Data provided ->
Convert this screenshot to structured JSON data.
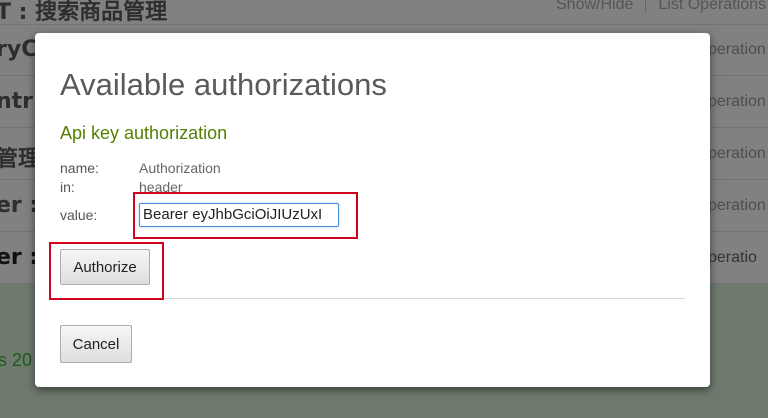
{
  "background": {
    "header_fragment": "T : 搜索商品管理",
    "header_links": [
      "Show/Hide",
      "List Operations"
    ],
    "rows": [
      {
        "left": "ryC",
        "right": "peration"
      },
      {
        "left": "ntr",
        "right": "peration"
      },
      {
        "left": "管理",
        "right": "peration"
      },
      {
        "left": "er : ",
        "right": "peration"
      },
      {
        "left": "er : ",
        "right": "peratio"
      }
    ],
    "status_fragment": "s 20"
  },
  "modal": {
    "title": "Available authorizations",
    "section_title": "Api key authorization",
    "fields": {
      "name_label": "name:",
      "name_value": "Authorization",
      "in_label": "in:",
      "in_value": "header",
      "value_label": "value:",
      "value_input": "Bearer eyJhbGciOiJIUzUxI"
    },
    "authorize_label": "Authorize",
    "cancel_label": "Cancel"
  },
  "colors": {
    "section_title": "#547f00",
    "highlight": "#d0021b",
    "input_focus": "#4a90d9"
  }
}
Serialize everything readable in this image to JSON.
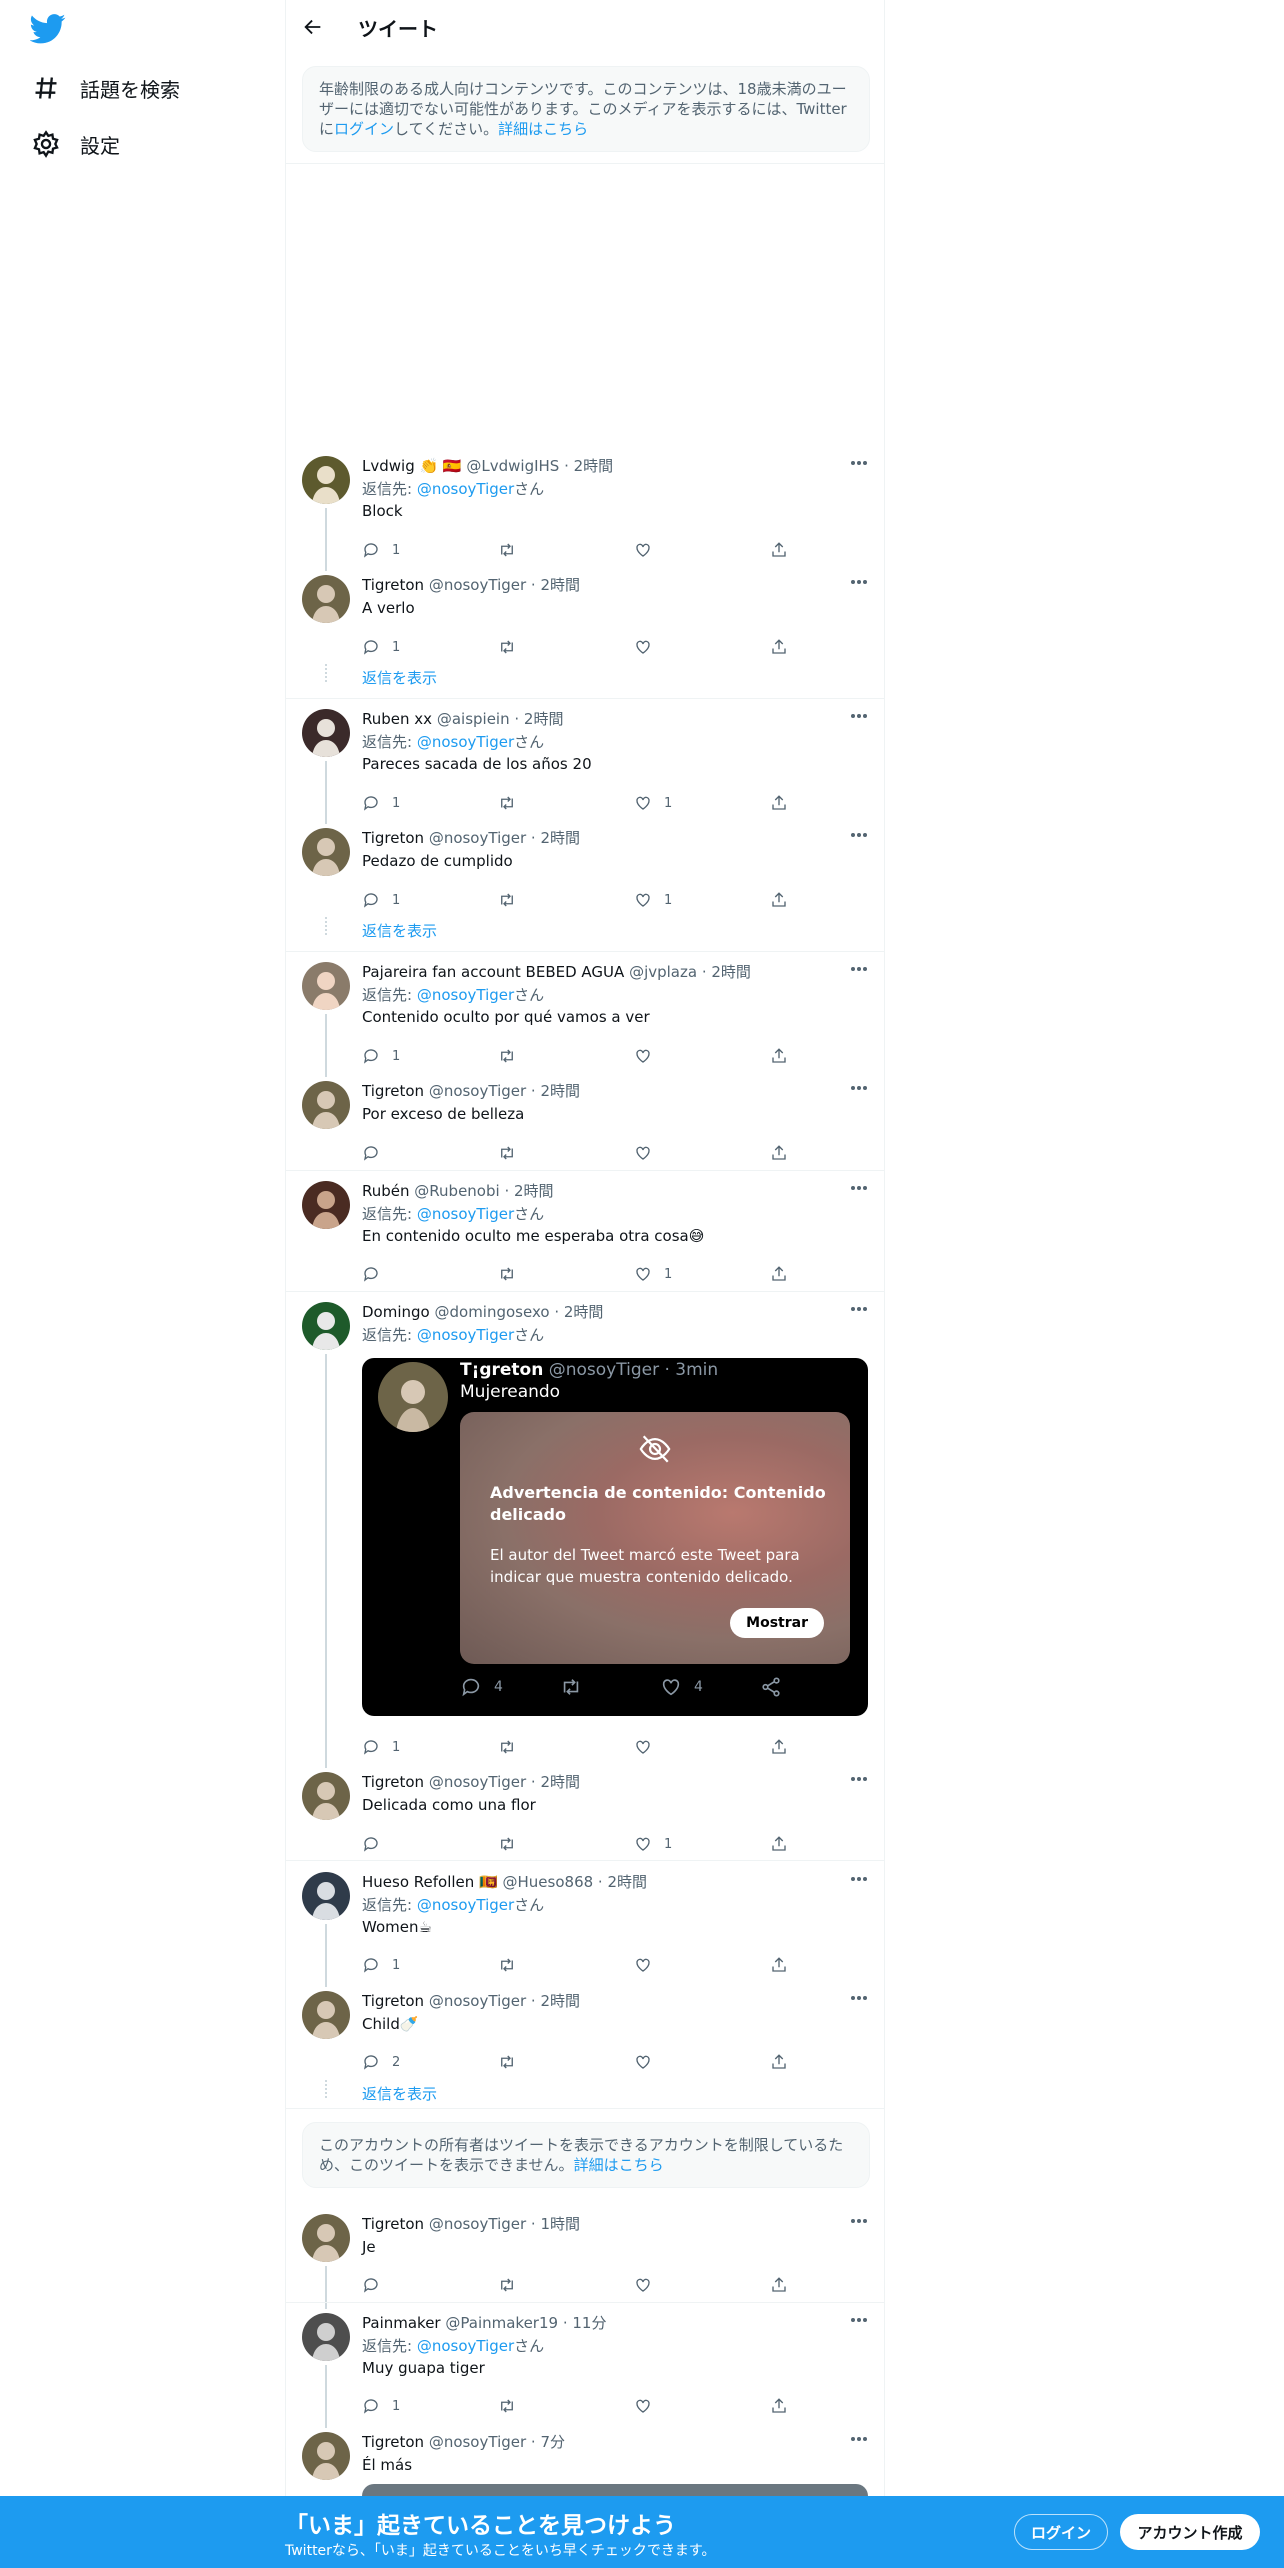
{
  "sidebar": {
    "items": [
      {
        "label": "話題を検索",
        "icon": "hashtag-icon"
      },
      {
        "label": "設定",
        "icon": "gear-icon"
      }
    ]
  },
  "header": {
    "title": "ツイート"
  },
  "notices": {
    "age": {
      "text": "年齢制限のある成人向けコンテンツです。このコンテンツは、18歳未満のユーザーには適切でない可能性があります。このメディアを表示するには、Twitter",
      "text2_pre": "に",
      "login": "ログイン",
      "text2_post": "してください。",
      "more": "詳細はこちら"
    },
    "restricted": {
      "text": "このアカウントの所有者はツイートを表示できるアカウントを制限しているため、このツイートを表示できません。",
      "more": "詳細はこちら"
    }
  },
  "show_replies": "返信を表示",
  "reply_prefix": "返信先: ",
  "reply_handle": "@nosoyTiger",
  "reply_suffix": "さん",
  "tweets": [
    {
      "name": "Lvdwig 👏 🇪🇸",
      "meta": "@LvdwigIHS · 2時間",
      "reply": true,
      "text": "Block",
      "replies": "1",
      "retweets": "",
      "likes": ""
    },
    {
      "name": "Tigreton",
      "meta": "@nosoyTiger · 2時間",
      "reply": false,
      "text": "A verlo",
      "replies": "1",
      "retweets": "",
      "likes": ""
    },
    {
      "name": "Ruben xx",
      "meta": "@aispiein · 2時間",
      "reply": true,
      "text": "Pareces sacada de los años 20",
      "replies": "1",
      "retweets": "",
      "likes": "1"
    },
    {
      "name": "Tigreton",
      "meta": "@nosoyTiger · 2時間",
      "reply": false,
      "text": "Pedazo de cumplido",
      "replies": "1",
      "retweets": "",
      "likes": "1"
    },
    {
      "name": "Pajareira fan account BEBED AGUA",
      "meta": "@jvplaza · 2時間",
      "reply": true,
      "text": "Contenido oculto por qué vamos a ver",
      "replies": "1",
      "retweets": "",
      "likes": ""
    },
    {
      "name": "Tigreton",
      "meta": "@nosoyTiger · 2時間",
      "reply": false,
      "text": "Por exceso de belleza",
      "replies": "",
      "retweets": "",
      "likes": ""
    },
    {
      "name": "Rubén",
      "meta": "@Rubenobi · 2時間",
      "reply": true,
      "text": "En contenido oculto me esperaba otra cosa😅",
      "replies": "",
      "retweets": "",
      "likes": "1"
    },
    {
      "name": "Domingo",
      "meta": "@domingosexo · 2時間",
      "reply": true,
      "text": "",
      "replies": "1",
      "retweets": "",
      "likes": ""
    },
    {
      "name": "Tigreton",
      "meta": "@nosoyTiger · 2時間",
      "reply": false,
      "text": "Delicada como una flor",
      "replies": "",
      "retweets": "",
      "likes": "1"
    },
    {
      "name": "Hueso Refollen 🇱🇰",
      "meta": "@Hueso868 · 2時間",
      "reply": true,
      "text": "Women☕",
      "replies": "1",
      "retweets": "",
      "likes": ""
    },
    {
      "name": "Tigreton",
      "meta": "@nosoyTiger · 2時間",
      "reply": false,
      "text": "Child🍼",
      "replies": "2",
      "retweets": "",
      "likes": ""
    },
    {
      "name": "Tigreton",
      "meta": "@nosoyTiger · 1時間",
      "reply": false,
      "text": "Je",
      "replies": "",
      "retweets": "",
      "likes": ""
    },
    {
      "name": "Painmaker",
      "meta": "@Painmaker19 · 11分",
      "reply": true,
      "text": "Muy guapa tiger",
      "replies": "1",
      "retweets": "",
      "likes": ""
    },
    {
      "name": "Tigreton",
      "meta": "@nosoyTiger · 7分",
      "reply": false,
      "text": "Él más",
      "replies": "",
      "retweets": "",
      "likes": ""
    }
  ],
  "quote": {
    "name": "T¡greton",
    "meta": "@nosoyTiger · 3min",
    "text": "Mujereando",
    "warn_title": "Advertencia de contenido: Contenido delicado",
    "warn_body": "El autor del Tweet marcó este Tweet para indicar que muestra contenido delicado.",
    "show": "Mostrar",
    "replies": "4",
    "likes": "4"
  },
  "bottom_bar": {
    "title": "「いま」起きていることを見つけよう",
    "subtitle": "Twitterなら、「いま」起きていることをいち早くチェックできます。",
    "login": "ログイン",
    "signup": "アカウント作成"
  },
  "colors": {
    "accent": "#1d9bf0",
    "text": "#0f1419",
    "muted": "#536471"
  }
}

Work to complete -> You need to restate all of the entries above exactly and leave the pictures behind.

Answer to this problem ->
Convert this screenshot to structured JSON data.
{
  "background": {
    "header_fragment": "T : 搜索商品管理",
    "header_links": [
      "Show/Hide",
      "List Operations"
    ],
    "rows": [
      {
        "left": "ryC",
        "right": "peration"
      },
      {
        "left": "ntr",
        "right": "peration"
      },
      {
        "left": "管理",
        "right": "peration"
      },
      {
        "left": "er : ",
        "right": "peration"
      },
      {
        "left": "er : ",
        "right": "peratio"
      }
    ],
    "status_fragment": "s 20"
  },
  "modal": {
    "title": "Available authorizations",
    "section_title": "Api key authorization",
    "fields": {
      "name_label": "name:",
      "name_value": "Authorization",
      "in_label": "in:",
      "in_value": "header",
      "value_label": "value:",
      "value_input": "Bearer eyJhbGciOiJIUzUxI"
    },
    "authorize_label": "Authorize",
    "cancel_label": "Cancel"
  },
  "colors": {
    "section_title": "#547f00",
    "highlight": "#d0021b",
    "input_focus": "#4a90d9"
  }
}
Serialize everything readable in this image to JSON.
{
  "sidebar": {
    "items": [
      {
        "label": "話題を検索",
        "icon": "hashtag-icon"
      },
      {
        "label": "設定",
        "icon": "gear-icon"
      }
    ]
  },
  "header": {
    "title": "ツイート"
  },
  "notices": {
    "age": {
      "text": "年齢制限のある成人向けコンテンツです。このコンテンツは、18歳未満のユーザーには適切でない可能性があります。このメディアを表示するには、Twitter",
      "text2_pre": "に",
      "login": "ログイン",
      "text2_post": "してください。",
      "more": "詳細はこちら"
    },
    "restricted": {
      "text": "このアカウントの所有者はツイートを表示できるアカウントを制限しているため、このツイートを表示できません。",
      "more": "詳細はこちら"
    }
  },
  "show_replies": "返信を表示",
  "reply_prefix": "返信先: ",
  "reply_handle": "@nosoyTiger",
  "reply_suffix": "さん",
  "tweets": [
    {
      "name": "Lvdwig 👏 🇪🇸",
      "meta": "@LvdwigIHS · 2時間",
      "reply": true,
      "text": "Block",
      "replies": "1",
      "retweets": "",
      "likes": ""
    },
    {
      "name": "Tigreton",
      "meta": "@nosoyTiger · 2時間",
      "reply": false,
      "text": "A verlo",
      "replies": "1",
      "retweets": "",
      "likes": ""
    },
    {
      "name": "Ruben xx",
      "meta": "@aispiein · 2時間",
      "reply": true,
      "text": "Pareces sacada de los años 20",
      "replies": "1",
      "retweets": "",
      "likes": "1"
    },
    {
      "name": "Tigreton",
      "meta": "@nosoyTiger · 2時間",
      "reply": false,
      "text": "Pedazo de cumplido",
      "replies": "1",
      "retweets": "",
      "likes": "1"
    },
    {
      "name": "Pajareira fan account BEBED AGUA",
      "meta": "@jvplaza · 2時間",
      "reply": true,
      "text": "Contenido oculto por qué vamos a ver",
      "replies": "1",
      "retweets": "",
      "likes": ""
    },
    {
      "name": "Tigreton",
      "meta": "@nosoyTiger · 2時間",
      "reply": false,
      "text": "Por exceso de belleza",
      "replies": "",
      "retweets": "",
      "likes": ""
    },
    {
      "name": "Rubén",
      "meta": "@Rubenobi · 2時間",
      "reply": true,
      "text": "En contenido oculto me esperaba otra cosa😅",
      "replies": "",
      "retweets": "",
      "likes": "1"
    },
    {
      "name": "Domingo",
      "meta": "@domingosexo · 2時間",
      "reply": true,
      "text": "",
      "replies": "1",
      "retweets": "",
      "likes": ""
    },
    {
      "name": "Tigreton",
      "meta": "@nosoyTiger · 2時間",
      "reply": false,
      "text": "Delicada como una flor",
      "replies": "",
      "retweets": "",
      "likes": "1"
    },
    {
      "name": "Hueso Refollen 🇱🇰",
      "meta": "@Hueso868 · 2時間",
      "reply": true,
      "text": "Women☕",
      "replies": "1",
      "retweets": "",
      "likes": ""
    },
    {
      "name": "Tigreton",
      "meta": "@nosoyTiger · 2時間",
      "reply": false,
      "text": "Child🍼",
      "replies": "2",
      "retweets": "",
      "likes": ""
    },
    {
      "name": "Tigreton",
      "meta": "@nosoyTiger · 1時間",
      "reply": false,
      "text": "Je",
      "replies": "",
      "retweets": "",
      "likes": ""
    },
    {
      "name": "Painmaker",
      "meta": "@Painmaker19 · 11分",
      "reply": true,
      "text": "Muy guapa tiger",
      "replies": "1",
      "retweets": "",
      "likes": ""
    },
    {
      "name": "Tigreton",
      "meta": "@nosoyTiger · 7分",
      "reply": false,
      "text": "Él más",
      "replies": "",
      "retweets": "",
      "likes": ""
    }
  ],
  "quote": {
    "name": "T¡greton",
    "meta": "@nosoyTiger · 3min",
    "text": "Mujereando",
    "warn_title": "Advertencia de contenido: Contenido delicado",
    "warn_body": "El autor del Tweet marcó este Tweet para indicar que muestra contenido delicado.",
    "show": "Mostrar",
    "replies": "4",
    "likes": "4"
  },
  "bottom_bar": {
    "title": "「いま」起きていることを見つけよう",
    "subtitle": "Twitterなら、「いま」起きていることをいち早くチェックできます。",
    "login": "ログイン",
    "signup": "アカウント作成"
  },
  "colors": {
    "accent": "#1d9bf0",
    "text": "#0f1419",
    "muted": "#536471"
  }
}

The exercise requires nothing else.